The symbol for childhood cancer is the gold ribbon. It is unfortunate that there aren't more gold ribbons on products to bring awareness to childhood cancer. I am not putting down the pink ribbon by any means. But I wish that the gold ribbon was on half the amount of products the pink ribbon is on. Maybe then more people would be aware of the devastating toll cancer takes on the families of these brave children.
Here are some childhood cancer facts that I got from the cure search website:
In the US, cancer remains responsible for more deaths from one year through adolescence than any other disease; more deaths than asthma, diabetes, cystic fibrosis and AIDS combined.
Forty-Six children, or two classrooms of students, are diagnosed with cancer every day in the United States.
Approximately 12,500 are diagnosed with cancer each year.
About one is 300 boys and one in 333 girls will develop cancer before the age of 20.
The incidence of childhood cancer peaks in the first year of life.
Leukemias, tumors of the brain and nervous system, the lymphatic system, kidneys, bones and muscles are the most common childhood cancers.
1 child out of 5 who is diagnosed with cancer dies.
3 out of 5 children suffer from long-term side effects.
The average age of a child diagnosed with cancer is six years old; saving the life of a child with cancer gives our children a future; approximately, 66 years of life's milestones and dreams to celebrate.
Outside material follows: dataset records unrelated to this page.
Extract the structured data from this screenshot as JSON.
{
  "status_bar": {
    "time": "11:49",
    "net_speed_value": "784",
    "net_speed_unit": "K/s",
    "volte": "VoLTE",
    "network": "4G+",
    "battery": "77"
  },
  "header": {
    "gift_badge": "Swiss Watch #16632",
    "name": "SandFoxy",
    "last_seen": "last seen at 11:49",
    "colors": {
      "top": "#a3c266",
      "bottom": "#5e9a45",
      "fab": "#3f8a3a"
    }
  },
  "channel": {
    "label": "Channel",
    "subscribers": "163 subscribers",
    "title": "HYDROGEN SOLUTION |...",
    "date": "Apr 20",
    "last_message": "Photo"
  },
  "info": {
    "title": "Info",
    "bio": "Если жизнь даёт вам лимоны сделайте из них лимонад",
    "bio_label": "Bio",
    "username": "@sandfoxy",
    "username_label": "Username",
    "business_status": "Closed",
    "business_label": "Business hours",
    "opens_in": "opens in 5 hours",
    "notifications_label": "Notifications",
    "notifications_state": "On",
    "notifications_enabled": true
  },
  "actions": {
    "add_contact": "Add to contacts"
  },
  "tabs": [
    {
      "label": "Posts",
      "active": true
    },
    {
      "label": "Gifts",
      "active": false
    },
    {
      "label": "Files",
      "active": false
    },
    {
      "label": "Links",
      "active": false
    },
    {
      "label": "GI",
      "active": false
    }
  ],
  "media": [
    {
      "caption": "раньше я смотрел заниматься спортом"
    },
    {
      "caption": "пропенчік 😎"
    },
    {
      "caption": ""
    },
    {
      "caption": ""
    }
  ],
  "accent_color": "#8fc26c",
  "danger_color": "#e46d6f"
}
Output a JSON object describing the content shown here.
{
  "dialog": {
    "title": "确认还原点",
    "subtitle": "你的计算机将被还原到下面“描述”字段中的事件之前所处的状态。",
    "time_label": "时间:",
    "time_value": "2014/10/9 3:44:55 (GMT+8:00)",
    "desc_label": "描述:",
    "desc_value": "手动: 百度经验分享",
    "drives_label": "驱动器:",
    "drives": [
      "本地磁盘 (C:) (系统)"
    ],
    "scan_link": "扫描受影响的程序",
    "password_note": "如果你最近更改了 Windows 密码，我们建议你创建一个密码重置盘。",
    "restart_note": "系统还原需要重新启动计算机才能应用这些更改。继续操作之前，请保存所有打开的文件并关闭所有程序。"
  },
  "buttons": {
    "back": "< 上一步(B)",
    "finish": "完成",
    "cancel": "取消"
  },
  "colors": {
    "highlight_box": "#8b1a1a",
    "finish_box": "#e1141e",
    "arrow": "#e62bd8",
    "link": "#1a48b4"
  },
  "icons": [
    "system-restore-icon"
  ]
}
I plan on doing a couple more posts on this subject because it is so close to my heart. I am very passionate about this because I don't think anyone deserves to feel the pain that losing a child brings. It is heartbreaking.